(Work request):
Exact copy, no pictures: set down every entry below as written.

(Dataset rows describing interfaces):
* * * * * * * * *

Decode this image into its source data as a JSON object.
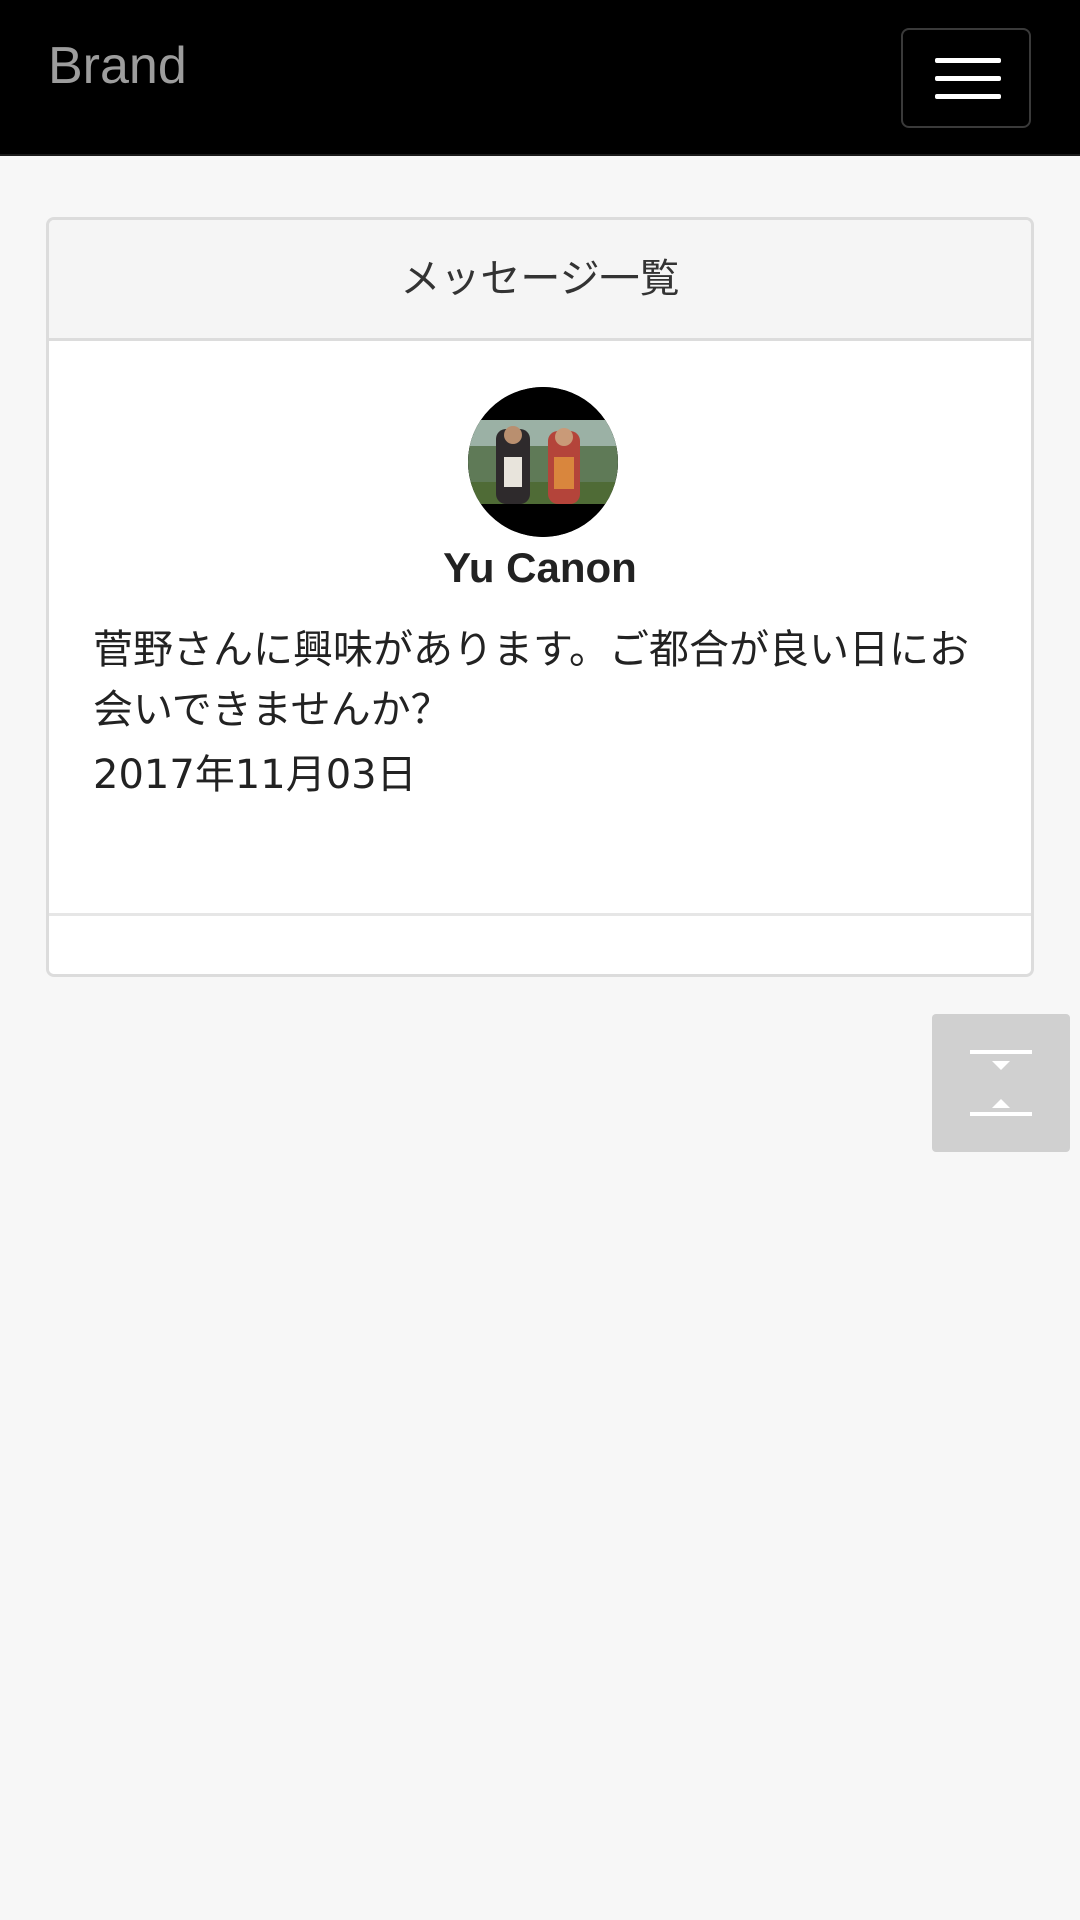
{
  "navbar": {
    "brand": "Brand",
    "menu_icon": "hamburger-menu-icon"
  },
  "panel": {
    "heading": "メッセージ一覧",
    "message": {
      "avatar_icon": "user-avatar-photo",
      "sender_name": "Yu Canon",
      "body": "菅野さんに興味があります。ご都合が良い日にお会いできませんか？",
      "date": "2017年11月03日"
    }
  },
  "scroll_button": {
    "icon": "scroll-top-bottom-icon"
  },
  "colors": {
    "navbar_bg": "#000000",
    "page_bg": "#f7f7f7",
    "panel_heading_bg": "#f5f5f5",
    "scroll_button_bg": "#d0d0d0"
  }
}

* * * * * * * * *

(Output of the task):
Decode this image into its source data as a JSON object.
{
  "navbar": {
    "brand": "Brand",
    "menu_icon": "hamburger-menu-icon"
  },
  "panel": {
    "heading": "メッセージ一覧",
    "message": {
      "avatar_icon": "user-avatar-photo",
      "sender_name": "Yu Canon",
      "body": "菅野さんに興味があります。ご都合が良い日にお会いできませんか？",
      "date": "2017年11月03日"
    }
  },
  "scroll_button": {
    "icon": "scroll-top-bottom-icon"
  },
  "colors": {
    "navbar_bg": "#000000",
    "page_bg": "#f7f7f7",
    "panel_heading_bg": "#f5f5f5",
    "scroll_button_bg": "#d0d0d0"
  }
}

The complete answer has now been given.